Resources could Fall Short Due to Onset of Health Crisis

In the wake of outbreaks associated with food such as listeria and salmonella, the bed bug program in Toronto could be stalled temporarily, as the resources are not enough to cater to all conditions.

In the current year, over 3,500 apartments in the city have been detected with bedbugs, as per the report from Medical Officer of Health David McKeown to the Toronto Board of Health on the Toronto Bed Bug Project. The bed bug related services have been provided to more than 1,500 households.

The report included that though till now, the staff employed for the bed bug program was being managed effectively, but it would not be possible for the city to be engaged with bed bug project without any help, in case of a sudden health calamity.

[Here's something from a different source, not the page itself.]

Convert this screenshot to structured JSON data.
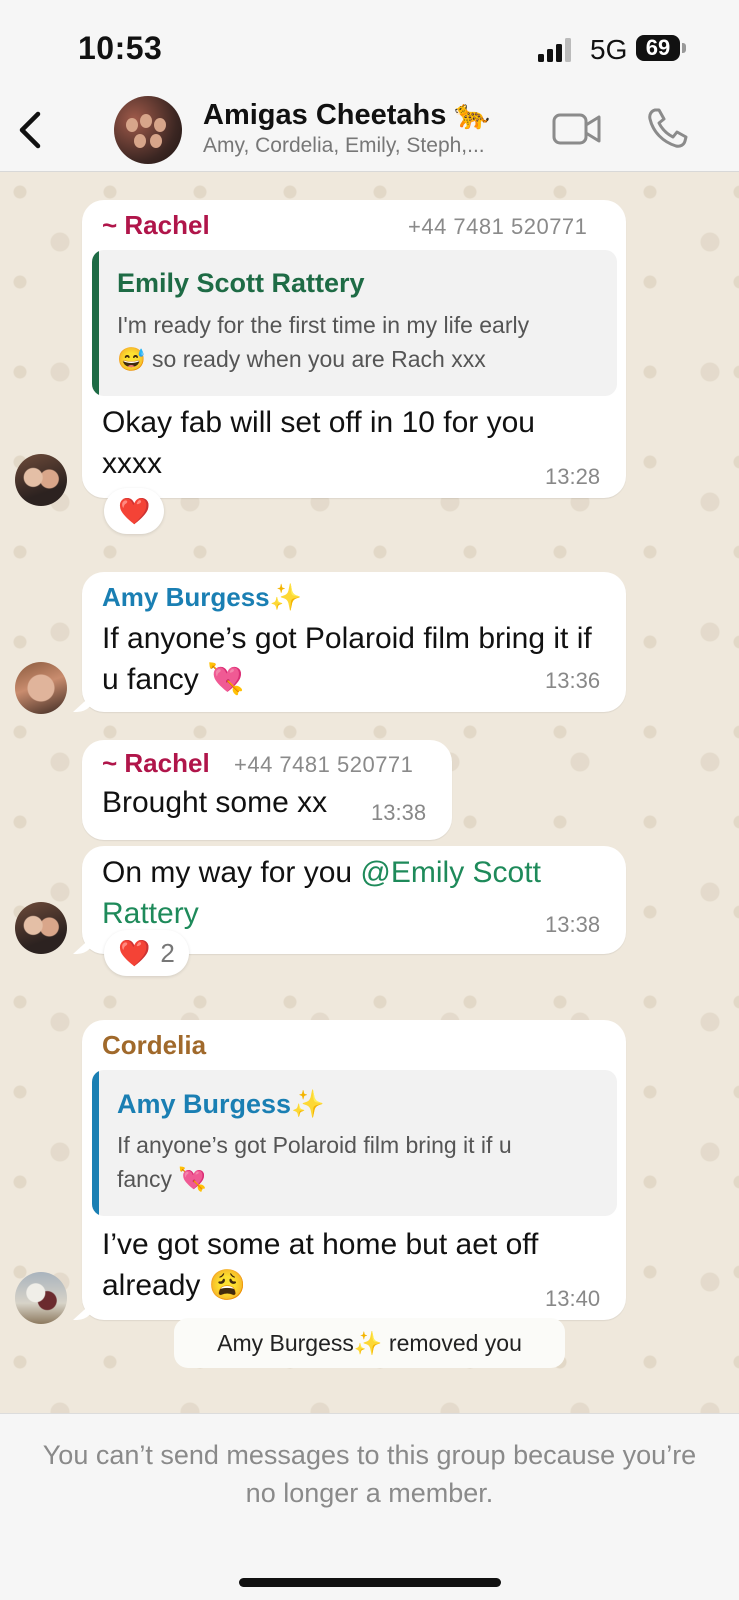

“In an emergency, we would scale down bedbug work to respond to the situation at hand. We would re-prioritize based on the urgency of the situation, as we always do”, said Reg Ayre, Manager for health environments in an email to Star. He added that the health-related crisis lasts for short time, so the services would be redeployed to the bedbug program after catering emergencies.

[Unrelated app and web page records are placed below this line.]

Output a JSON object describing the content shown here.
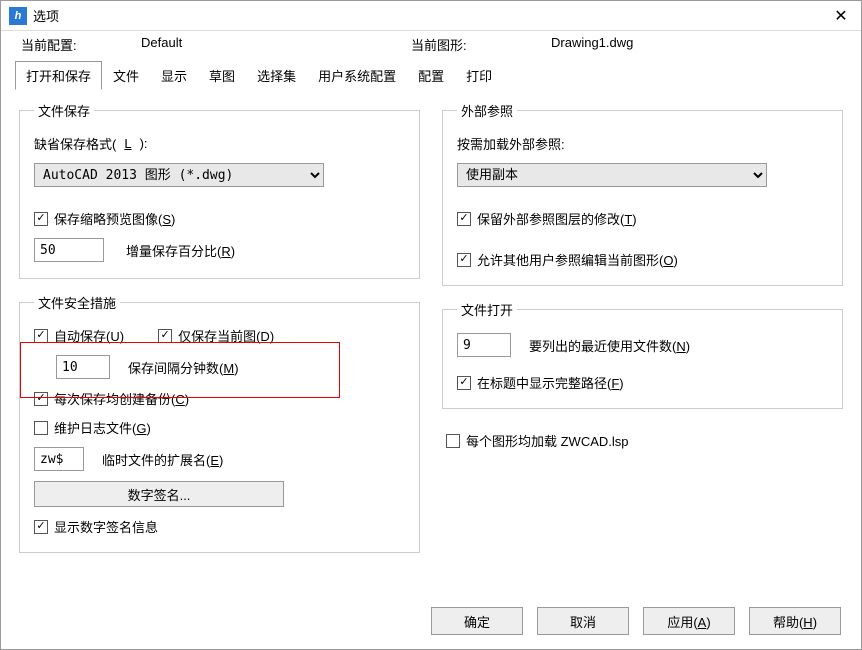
{
  "window": {
    "title": "选项"
  },
  "header": {
    "profile_label": "当前配置:",
    "profile_value": "Default",
    "drawing_label": "当前图形:",
    "drawing_value": "Drawing1.dwg"
  },
  "tabs": {
    "items": [
      "打开和保存",
      "文件",
      "显示",
      "草图",
      "选择集",
      "用户系统配置",
      "配置",
      "打印"
    ],
    "active": 0
  },
  "file_save": {
    "legend": "文件保存",
    "default_format_label": "缺省保存格式(L):",
    "default_format_value": "AutoCAD 2013 图形 (*.dwg)",
    "save_thumbnail": {
      "checked": true,
      "label": "保存缩略预览图像(S)"
    },
    "incremental_value": "50",
    "incremental_label": "增量保存百分比(R)"
  },
  "file_safety": {
    "legend": "文件安全措施",
    "autosave": {
      "checked": true,
      "label": "自动保存(U)"
    },
    "only_current": {
      "checked": true,
      "label": "仅保存当前图(D)"
    },
    "interval_value": "10",
    "interval_label": "保存间隔分钟数(M)",
    "backup_each": {
      "checked": true,
      "label": "每次保存均创建备份(C)"
    },
    "maintain_log": {
      "checked": false,
      "label": "维护日志文件(G)"
    },
    "temp_ext_value": "zw$",
    "temp_ext_label": "临时文件的扩展名(E)",
    "digital_sig_btn": "数字签名...",
    "show_sig": {
      "checked": true,
      "label": "显示数字签名信息"
    }
  },
  "external_ref": {
    "legend": "外部参照",
    "on_demand_label": "按需加载外部参照:",
    "on_demand_value": "使用副本",
    "retain_changes": {
      "checked": true,
      "label": "保留外部参照图层的修改(T)"
    },
    "allow_edit": {
      "checked": true,
      "label": "允许其他用户参照编辑当前图形(O)"
    }
  },
  "file_open": {
    "legend": "文件打开",
    "recent_count_value": "9",
    "recent_count_label": "要列出的最近使用文件数(N)",
    "show_full_path": {
      "checked": true,
      "label": "在标题中显示完整路径(F)"
    }
  },
  "misc": {
    "load_lsp": {
      "checked": false,
      "label": "每个图形均加载 ZWCAD.lsp"
    }
  },
  "footer": {
    "ok": "确定",
    "cancel": "取消",
    "apply": "应用(A)",
    "help": "帮助(H)"
  }
}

The city is optimistic that its request for a five-year program worth $3 million a year to tackle the bedbug problem will be approved by the province. There is a need of more staff to handle more requests associated with bed bug problems.